§ AVAILABLE RECORDS:
((
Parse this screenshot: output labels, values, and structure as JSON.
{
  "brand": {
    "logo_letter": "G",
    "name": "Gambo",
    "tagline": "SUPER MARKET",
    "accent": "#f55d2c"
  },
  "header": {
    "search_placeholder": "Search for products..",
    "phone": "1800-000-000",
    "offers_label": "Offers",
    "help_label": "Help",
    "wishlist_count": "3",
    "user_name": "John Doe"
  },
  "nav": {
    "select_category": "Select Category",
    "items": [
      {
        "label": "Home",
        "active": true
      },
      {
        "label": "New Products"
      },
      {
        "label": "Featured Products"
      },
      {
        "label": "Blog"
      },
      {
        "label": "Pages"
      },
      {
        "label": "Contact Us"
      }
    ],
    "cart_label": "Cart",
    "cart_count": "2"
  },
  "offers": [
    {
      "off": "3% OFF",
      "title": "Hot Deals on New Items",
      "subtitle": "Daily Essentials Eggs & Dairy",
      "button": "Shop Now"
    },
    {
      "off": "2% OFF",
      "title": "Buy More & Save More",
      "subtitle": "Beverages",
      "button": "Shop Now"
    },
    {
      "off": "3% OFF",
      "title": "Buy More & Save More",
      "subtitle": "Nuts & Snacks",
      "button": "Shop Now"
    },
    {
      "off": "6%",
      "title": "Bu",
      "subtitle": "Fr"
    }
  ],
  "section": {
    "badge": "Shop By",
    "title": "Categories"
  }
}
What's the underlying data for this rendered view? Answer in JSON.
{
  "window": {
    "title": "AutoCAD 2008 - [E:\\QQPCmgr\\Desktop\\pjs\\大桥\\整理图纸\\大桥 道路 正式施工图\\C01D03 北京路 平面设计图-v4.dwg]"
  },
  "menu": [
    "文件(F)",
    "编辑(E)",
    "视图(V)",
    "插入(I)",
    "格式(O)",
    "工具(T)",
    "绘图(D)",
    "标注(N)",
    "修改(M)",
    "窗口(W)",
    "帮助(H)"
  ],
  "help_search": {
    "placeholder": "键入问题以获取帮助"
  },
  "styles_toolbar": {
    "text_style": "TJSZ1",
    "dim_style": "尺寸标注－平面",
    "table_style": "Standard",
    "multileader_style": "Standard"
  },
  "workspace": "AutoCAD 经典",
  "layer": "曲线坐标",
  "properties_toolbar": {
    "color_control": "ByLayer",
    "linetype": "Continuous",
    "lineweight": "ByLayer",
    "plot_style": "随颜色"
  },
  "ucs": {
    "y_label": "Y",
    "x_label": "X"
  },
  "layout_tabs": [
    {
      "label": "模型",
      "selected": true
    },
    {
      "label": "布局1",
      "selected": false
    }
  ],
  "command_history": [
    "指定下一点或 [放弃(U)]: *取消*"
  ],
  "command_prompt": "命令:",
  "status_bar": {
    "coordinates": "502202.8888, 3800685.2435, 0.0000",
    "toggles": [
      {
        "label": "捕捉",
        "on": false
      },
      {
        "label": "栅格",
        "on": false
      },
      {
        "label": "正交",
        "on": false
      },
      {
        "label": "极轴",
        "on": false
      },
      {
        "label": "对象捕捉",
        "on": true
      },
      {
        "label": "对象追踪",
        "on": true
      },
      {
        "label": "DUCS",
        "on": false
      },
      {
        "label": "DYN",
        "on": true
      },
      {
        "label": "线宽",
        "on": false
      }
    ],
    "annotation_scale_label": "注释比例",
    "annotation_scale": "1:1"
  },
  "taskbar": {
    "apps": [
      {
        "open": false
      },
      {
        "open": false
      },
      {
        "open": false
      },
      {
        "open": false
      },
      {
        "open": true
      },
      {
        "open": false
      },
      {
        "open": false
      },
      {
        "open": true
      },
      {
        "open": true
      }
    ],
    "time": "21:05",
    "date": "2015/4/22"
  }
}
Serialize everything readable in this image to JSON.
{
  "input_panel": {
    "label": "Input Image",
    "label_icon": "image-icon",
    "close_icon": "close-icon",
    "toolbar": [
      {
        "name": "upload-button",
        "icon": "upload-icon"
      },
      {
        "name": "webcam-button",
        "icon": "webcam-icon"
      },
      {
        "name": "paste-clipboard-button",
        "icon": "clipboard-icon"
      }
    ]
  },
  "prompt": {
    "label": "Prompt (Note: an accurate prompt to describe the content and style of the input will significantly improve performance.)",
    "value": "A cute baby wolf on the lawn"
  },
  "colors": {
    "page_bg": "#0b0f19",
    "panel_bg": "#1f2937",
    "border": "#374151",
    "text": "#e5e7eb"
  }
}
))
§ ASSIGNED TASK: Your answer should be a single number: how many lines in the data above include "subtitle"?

§ ANSWER SECTION: 4